The Foreclosure Crisis: At the Movies


If you haven’t seen The Big Short, the movie version of Michael Lewis’s fascinating book about the explosion of the housing bubble, you should see it for the entertainment value alone. The film tells an important story with humor, relative accuracy and strong acting.  It is so good that it has been nominated for an Academy Award for best picture. But the film largely ignores the experiences of the homeowners who signed notes and mortgages that backed the securities and derivatives that the film describes.  A decade later, millions of working-class homeowners are still suffering from results of the greed and recklessness so well documented by the movie.

Another recent film about the housing crisis, 99 Homes, released last spring to far less acclaim, details the pain and humiliation many suffered as their lives unraveled trying to make the payments on the predatory mortgage loans that backed those bonds. Payments on loans that never made sense became even more unsustainable when the Wall Street bubble caused housing values to crash, leaving many people with “under water” mortgages in which they owe more on their homes than they were now worth In my law practice, I try to help under water borrowers as they painstakingly work to piece their financial lives back together, stabilize their housing situation, and create a better future for their families.

The next time you walk your dog around the block in Las Vegas, Cleveland, Chicago, Daytona Beach, Toledo, or Jacksonville, keep in mind that it’s likely that the owner of every fourth house you pass probably owes more than the house is worth. Realty Trac reports that, as of the third quarter of 2015, 6,917,673 American homeowners owners are under water. In the Cleveland area, where I live and practice law, 27.2% of homes are worth less than the balance of the mortgage, the third highest rate in the U.S.  Nationally, among homes in the foreclosure process, over 50% of distressed and delinquent properties are significantly under water. With wages stagnant (the Economic Policy Institute pegs wage rate increase at 1.8% since 2000) and no home equity, many homeowners who are not already in default are just one furnace repair or roof replacement away from foreclosure.

Ironically, federal government policymakers have contributed to the lingering problem of under water mortgages. The Federal Housing Finance Agency (which was created by Congress to regulate Fannie Mae and Freddie Mac after taxpayers bailed them out) still prohibits those two quasi-governmental agencies, which hold many of these mortgages, from reducing principal when they modify delinquent loans. Principal reductions are also prohibited on loans insured by the Federal Housing Agency (FHA), a division of the Department of Housing and Urban Development, or those insured by the Veterans Administration or the United States Department of Agriculture. If homeowners can’t renegotiate these loans as the value of their houses decreases, they are even more likely to end out under water.

The Federal Government’s latest solution is to allow Fannie Mae, Freddie Mac, and FHA to sell pools of seriously defaulted loans to hedge funds at a discount. While the new policy would allow the hedge funds to reduce the principal on loans that they acquire, the servicers working for these investors have shown little enthusiasm for these potentially lucrative but logistically challenging loan modifications.  Instead, they have insisted on liquidating the properties that secure the mortgages.
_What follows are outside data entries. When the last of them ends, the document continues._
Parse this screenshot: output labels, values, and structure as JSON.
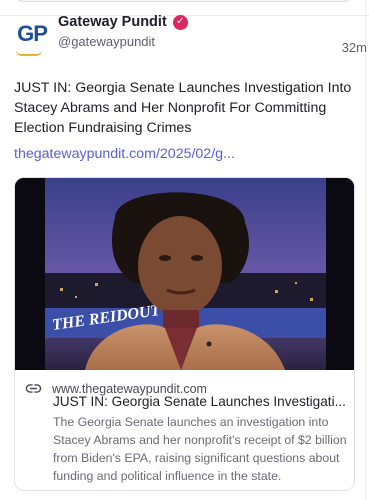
{
  "post": {
    "author_name": "Gateway Pundit",
    "handle": "@gatewaypundit",
    "timestamp": "32m",
    "avatar_initials": "GP",
    "verified_icon": "verified-badge-icon",
    "text": "JUST IN: Georgia Senate Launches Investigation Into Stacey Abrams and Her Nonprofit For Committing Election Fundraising Crimes",
    "link": "thegatewaypundit.com/2025/02/g..."
  },
  "link_card": {
    "icon": "link-icon",
    "domain": "www.thegatewaypundit.com",
    "title": "JUST IN: Georgia Senate Launches Investigati...",
    "description": "The Georgia Senate launches an investigation into Stacey Abrams and her nonprofit's receipt of $2 billion from Biden's EPA, raising significant questions about funding and political influence in the state.",
    "image_overlay_text": "THE REIDOUT"
  },
  "colors": {
    "link": "#5a5fd6",
    "verified": "#e0245e",
    "brand_blue": "#1d4f9b",
    "brand_gold": "#e8b23a"
  }
}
Working-class homeowners seeking to modify their home loans have been further impaired by the shift of loan servicing rights from the major banks who agreed to clean up their business practices in the 2012 National Mortgage Settlement to smaller hedge fund backed loan servicers like Ocwen, Nationstar, Selene Finance, Fay Servicing, BSI, and others. These mortgage loan servicers operate on smaller margins with an often under-trained offshore workforce who fail miserably at properly re-underwriting distressed loans.

New regulations to the Real Estate Settlement Procedures Act ( RESPA and the Truth in Lending Act (TILA) promulgated by the Consumer Finance Protection Bureau set standards for mortgage loan servicing and create a private right of action for homeowners, and these policies may force servicers to become more responsive.  So far, though, there’s little evidence that servicers will change their practices. Rather, the industry seems to treat the prospect of paying money to persistent homeowners and their lawyers just a cost of doing business.

For those who have been forced from their homes by foreclosure over the past decade, the prospect of being pursued for a deficiency judgment remains. Reuters reported in 2014 that Fannie Mae was among the most aggressive investors in suing former homeowners for the difference between the balance on their loans and the price obtained by selling the property at auction.

The bottom line for working-class homeowners is that the real life consequences of the Wall Street fraud and avarice exposed in the Big Short and poignantly portrayed in 99 Homes will be with us for years to come.

Marc Dann is Managing Partner of the Dann Law Firm. He specializes in representing clients who have been harmed by banks, debt buyers, debt collectors, and other financial predators,  including a case that he recently argued before the Ohio Supreme Court. He has fought for the rights of thousands of consumers and brought class action lawsuits in both private practice and as Ohio’s Attorney General.